In this Example, three soy/straw composite formulas having varying amounts of NaOH modifier were tested. The amounts of NaOH modifier utilized were 0.0 g, 5.3 g, and 10.4 g, which correspond respectively to 0.0%, 2.0%, and 4.0% by weight NaOH, based on the total weight of soy flour in the composite taken as 100% by weight. The NaOH was dissolved in 1000 g of distilled water followed by mixing of 265 g of soy flour (obtained from Cargill, Cedar Rapids, Iowa) with the NaOH solution until the flour was uniformly dispersed in the solution. The resulting slurry was then blended with 1500 g of ground wheat straw in order to obtain a uniform coating of the dispersion over the straw.

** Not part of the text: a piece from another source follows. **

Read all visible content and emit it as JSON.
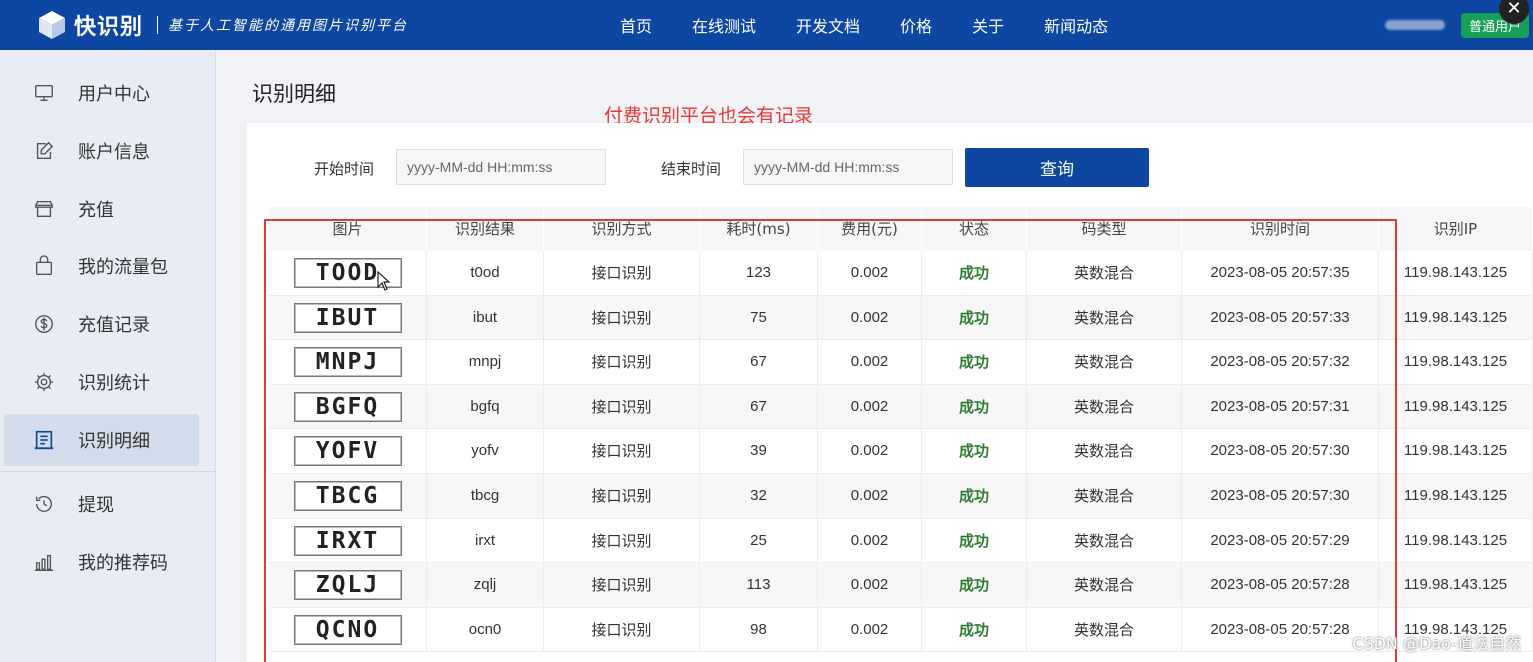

The mixture was dried to a moisture content of 11% by weight, based upon the total weight of the mixture taken as 100% by weight. Finally, about 120 g of the dried mixture was compressively molded into 6″ by 6″ flat boards at a molding pressure of 333 psi and a molding temperature of 293° F. for about 5 minutes. The resultant boards were approximately 0.25″ thick. Each of the test formulas had a final make-up of about 15% soybean flour, 74% wheat straw, and 11% water (all percents being by weight).

2. Quality Evaluation of Sample Boards

Mechanical property tests were conducted on the boards as set forth in Part 2(a) of Example 1. The thickness swell of the sample boards was determined following the stability test set forth in Part 2(b) of Example 1.

3. Results and Discussion

Table 9 sets forth the properties measured in this example. The data indicates that the NaOH protein modifier does not increase the physical properties of the soy/straw composite in a 3-point bend test, nor does the NaOH affect the dimensional stability of the samples. Furthermore, the composite with no NaOH modifier had a higher bending strength and was more rigid than the samples with the modifier. However, it is not believed that the NaOH modifier actually reduces the composite's strength or rigidity, since other experiments have shown the physical properties of the composites to be essentially equal with or without the NaOH modifier.

TABLE 9
Bending properties and dimensional stability of soy/straw composites
with varying levels of NaOH protein modifier.
MOE (MPa)Thickness Swell
SampleaMOR (MPa) max ±2max ±400max ±4
0.0% NaOH26.0344022.1
2.0% NaOH23.4328021.7
4.0% NaOH22.7258020.0
aIn percent by weight, based upon the total weight of the soy flour taken as 100% by weight.